- Second, it shows that they likewise only see Francisco Cervelli as a backup. Yeah, he had some moments last year and yes, there is a certain brand of Yankees fan who thinks he’s all that, but the Yankees clearly don’t.
- Finally, it suggests that Martin’s health may still be a problem. This is just speculation on my part — and Martin’s agent said last night that Martin’s hip is fine — but it’s not likely that this trade was derailed by three component players, cash and a player to be named later.
In other news, between Dunn, Rivera, A.J. Pierzynski, Jose Lopez and the other assorted rumors, I think more stuff happened between 4PM and midnight last night than happened in the two weeks leading up to last year’s Winter Meetings. There’s definitely a thaw in baseball transactions this year compared to years past, so fasten your seat belts these next couple of weeks.
Not a surprise, but a news item on a slow news day is a news item on a slow news day: Diamondbacks manager Torey Lovullo has named Zack Greinke as the club’s Opening Day starter.
Greinke’s first season with the Diamondbacks is not exactly what the club hoped for when he signed a six-year, $206.5 million deal in December of 2015. He dealt with oblique and shoulder issues while struggling to a 4.37 ERA over 26 starts. Greinke hasn’t pitched yet this spring, but will make his spring debut on Friday. He and the club are obviously hoping for a quiet March and a strong beginning to the season.
Either for its own sake or to increase the trade value of a player who was acquired by the previous front office regime.
A new website has launched. It’s called “La Vida Baseball,” and it’s all about celebrating the past, present and future of Latino baseball from a Latino perspective.
The site, produced in partnership with the Hall of Fame, has four general areas of focus:
- Who’s Now: Focusing on current Latino players;
- Who’s Next: Focusing on top prospects here, in the Caribbean and in Central and South America;
- Our Life: Off-the-Field stuff, including player’s lives, lifestyles and hobbies; and
- Our Legends: Focusing on Latino baseball history, Hall of Famers and overlooked players.
As the site has just launched there aren’t yet a ton of stories up there, but there is one about Roberto Clemente, another about Felix Hernandez and some other stuff.
The site is much-needed. Baseball reporters for American outlets are overwhelmingly white, non-Spanish speakers. Reporters, who, generally, gravitate to the players who are the most like they are. Which is understandable on some level. When you’re writing stories about people you need to be able to communicate with them and relate to them on more than a mere perfunctory level. As such, no matter how good the intentions of baseball media, we tend to see the clubhouse and the culture of baseball from a distinctly American perspective. And we tend to paint Latino players with a broad, broad brush.

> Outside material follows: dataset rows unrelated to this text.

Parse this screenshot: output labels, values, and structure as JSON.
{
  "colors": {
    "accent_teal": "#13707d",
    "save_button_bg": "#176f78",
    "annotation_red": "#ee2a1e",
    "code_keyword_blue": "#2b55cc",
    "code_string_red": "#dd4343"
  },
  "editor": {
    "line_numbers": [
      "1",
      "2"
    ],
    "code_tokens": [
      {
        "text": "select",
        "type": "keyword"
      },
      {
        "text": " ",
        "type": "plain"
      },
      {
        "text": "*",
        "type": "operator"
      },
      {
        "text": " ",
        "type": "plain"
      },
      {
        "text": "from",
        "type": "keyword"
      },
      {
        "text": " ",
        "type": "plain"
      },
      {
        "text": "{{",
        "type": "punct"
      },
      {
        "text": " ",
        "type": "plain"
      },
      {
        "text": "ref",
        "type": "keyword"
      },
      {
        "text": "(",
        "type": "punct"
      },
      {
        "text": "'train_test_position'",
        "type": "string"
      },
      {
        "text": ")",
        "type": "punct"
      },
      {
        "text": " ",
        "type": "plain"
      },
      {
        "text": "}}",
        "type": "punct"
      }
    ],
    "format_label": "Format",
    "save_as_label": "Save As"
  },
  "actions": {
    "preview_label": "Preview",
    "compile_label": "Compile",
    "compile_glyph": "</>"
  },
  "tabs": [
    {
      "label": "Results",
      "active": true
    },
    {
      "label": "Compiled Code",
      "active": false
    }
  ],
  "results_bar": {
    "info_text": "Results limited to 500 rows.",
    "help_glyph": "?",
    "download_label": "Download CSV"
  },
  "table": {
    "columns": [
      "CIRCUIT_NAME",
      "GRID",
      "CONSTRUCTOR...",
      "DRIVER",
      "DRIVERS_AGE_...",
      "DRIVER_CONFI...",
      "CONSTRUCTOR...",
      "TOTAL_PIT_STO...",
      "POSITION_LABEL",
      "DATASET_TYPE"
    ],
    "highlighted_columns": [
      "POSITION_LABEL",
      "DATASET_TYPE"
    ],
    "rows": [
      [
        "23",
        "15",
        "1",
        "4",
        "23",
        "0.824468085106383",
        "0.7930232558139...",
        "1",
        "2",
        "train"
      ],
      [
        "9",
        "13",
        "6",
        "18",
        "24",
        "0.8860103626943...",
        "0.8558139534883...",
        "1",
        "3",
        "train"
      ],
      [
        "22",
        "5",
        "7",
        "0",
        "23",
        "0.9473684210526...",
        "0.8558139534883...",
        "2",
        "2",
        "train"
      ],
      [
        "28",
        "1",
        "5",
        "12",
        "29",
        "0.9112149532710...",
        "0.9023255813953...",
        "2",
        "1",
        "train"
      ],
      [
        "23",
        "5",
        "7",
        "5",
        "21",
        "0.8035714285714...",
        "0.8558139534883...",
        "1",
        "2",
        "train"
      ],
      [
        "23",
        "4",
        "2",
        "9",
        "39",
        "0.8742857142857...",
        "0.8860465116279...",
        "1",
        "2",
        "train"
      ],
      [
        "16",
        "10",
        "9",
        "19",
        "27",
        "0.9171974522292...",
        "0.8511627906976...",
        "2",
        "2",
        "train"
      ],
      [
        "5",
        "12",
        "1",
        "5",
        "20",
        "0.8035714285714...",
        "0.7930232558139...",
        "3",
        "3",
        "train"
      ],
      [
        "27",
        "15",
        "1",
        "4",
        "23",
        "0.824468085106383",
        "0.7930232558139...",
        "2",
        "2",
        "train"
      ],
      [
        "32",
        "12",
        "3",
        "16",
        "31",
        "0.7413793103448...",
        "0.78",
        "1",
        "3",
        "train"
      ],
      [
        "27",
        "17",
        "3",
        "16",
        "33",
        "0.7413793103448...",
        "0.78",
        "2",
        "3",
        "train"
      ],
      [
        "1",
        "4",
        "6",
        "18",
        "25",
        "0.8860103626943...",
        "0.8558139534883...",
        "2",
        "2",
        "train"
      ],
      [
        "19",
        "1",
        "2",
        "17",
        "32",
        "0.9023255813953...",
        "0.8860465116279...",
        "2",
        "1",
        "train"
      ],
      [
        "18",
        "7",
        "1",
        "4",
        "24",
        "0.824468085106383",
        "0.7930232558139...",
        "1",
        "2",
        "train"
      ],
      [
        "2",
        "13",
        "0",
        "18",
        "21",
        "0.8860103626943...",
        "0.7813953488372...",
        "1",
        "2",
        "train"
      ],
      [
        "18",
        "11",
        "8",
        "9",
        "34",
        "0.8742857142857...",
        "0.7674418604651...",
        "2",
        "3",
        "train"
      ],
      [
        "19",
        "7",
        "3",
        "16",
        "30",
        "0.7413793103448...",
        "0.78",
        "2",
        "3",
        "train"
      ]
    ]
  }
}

La Vida Baseball will, hopefully, remedy all of that and will, hopefully, give us a fresh and insightful depiction Latino players and their culture.